I was brainwashed in eco-friendliness from an early age by the great town of Ithaca but was limited in how I could apply it until I had a home of my own. Since then, I’ve taken little stabs at being more conscious of our waste at different times – including failed attempts at cloth diapering and composting, which my husband has graciously gone along with. Within the past few years we’ve finally figured out to do those things in a way that works for our family, and that was where we left it.
Recently our family sat down to watch Morgan Spurlock’s documentary “Inside Man: the United States of Trash.”
You can watch the complete episode on Netflix by clicking here (Season 3 Episode 6).
This documentary disrupted my thinking about how I perceive my own waste and made me realize I was resigned to whatever waste I produced rather than challenging myself with how we might produce less.
I was further challenged by Bea Johnson’s Blog, Zero Waste Home which got me thinking more on complacency and waste.
People like to pick the concept apart by saying things like, “Well what about toothpaste?” but are those really the major waste producers? I have a lot of questions about the concept, but here’s what I know for sure:
Our current level of consumption and waste is not sustainable
At one point we thought oil was unlimited and we were wrong. Then we thought dumping byproducts in streams and rivers was fine but we were wrong about that too. I am confident that at some point our landfill space will run out and for what, so we could use a plastic bag for 30 minutes?
As long as we’re breathing we’ll create some waste and our first world lives will probably produce more than people in other countries, but I’d like to find out if I can live without ziploc bags, garbage bags, disposable plates and other things I use for less than a week and then thoughtlessly throw into a landfill to outlive me.

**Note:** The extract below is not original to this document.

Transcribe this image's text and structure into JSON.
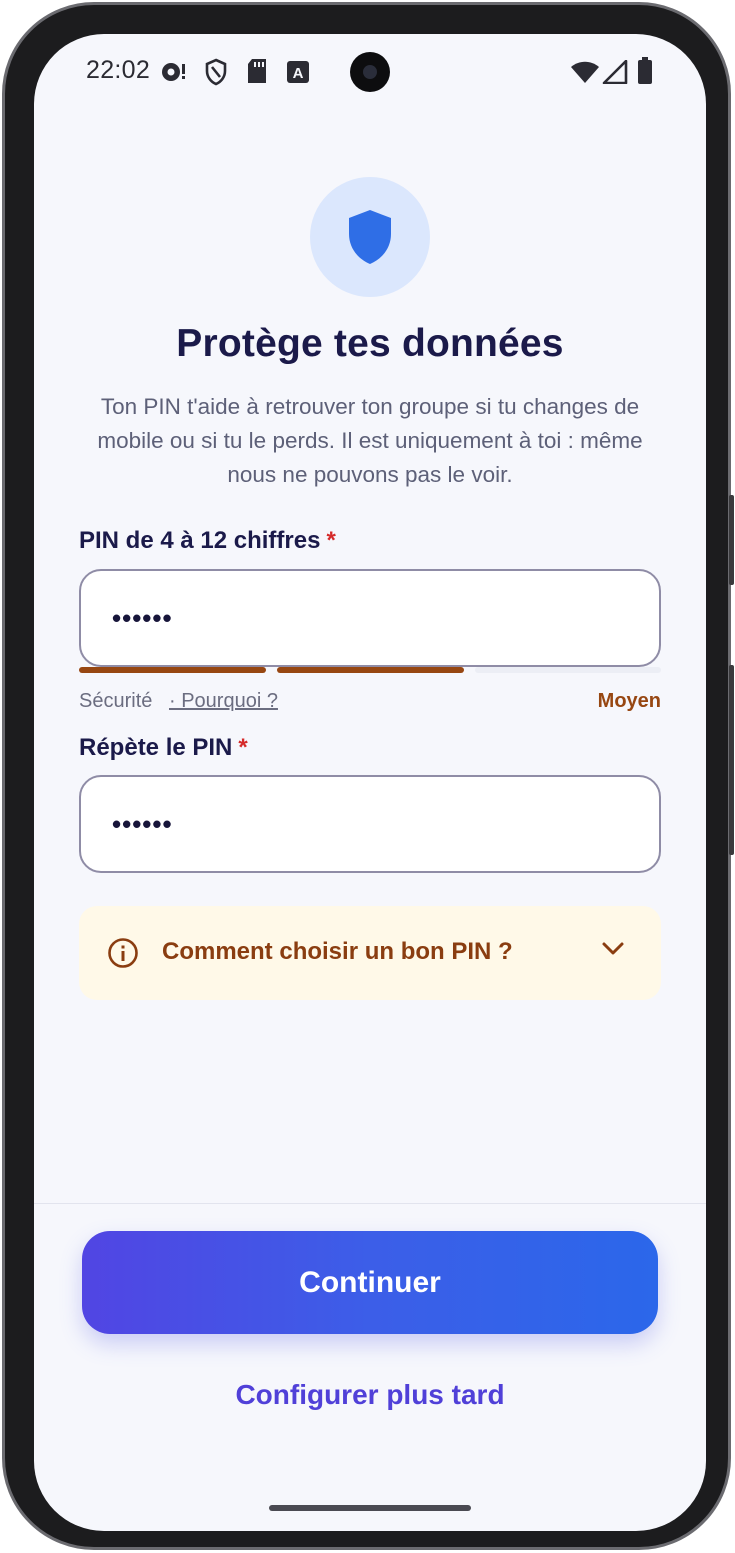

This blog is about our journey to find out how far we can get with our family of 9 with creating as little waste as possible with as little effort as possible (we do have a boatload of kids… effort is at a premium!).

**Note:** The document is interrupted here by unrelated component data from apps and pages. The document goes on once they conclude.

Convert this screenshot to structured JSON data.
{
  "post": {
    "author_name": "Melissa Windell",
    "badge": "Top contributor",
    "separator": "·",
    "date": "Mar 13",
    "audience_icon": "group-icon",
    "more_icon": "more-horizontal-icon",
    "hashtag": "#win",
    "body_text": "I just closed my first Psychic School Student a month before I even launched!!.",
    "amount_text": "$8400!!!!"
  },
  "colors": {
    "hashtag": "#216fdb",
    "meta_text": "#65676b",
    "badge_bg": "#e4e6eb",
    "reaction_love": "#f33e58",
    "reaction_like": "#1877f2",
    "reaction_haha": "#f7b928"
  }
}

This is most of our family – one child and one live-in-grandma are not pictured.
There are blogs out there already with people who’ve already achieved zero waste greatness, and there are a lot of things we already do to reduce our waste, but right now we’re at the beginning of a more thoughtful journey. How close to zero waste can we really get?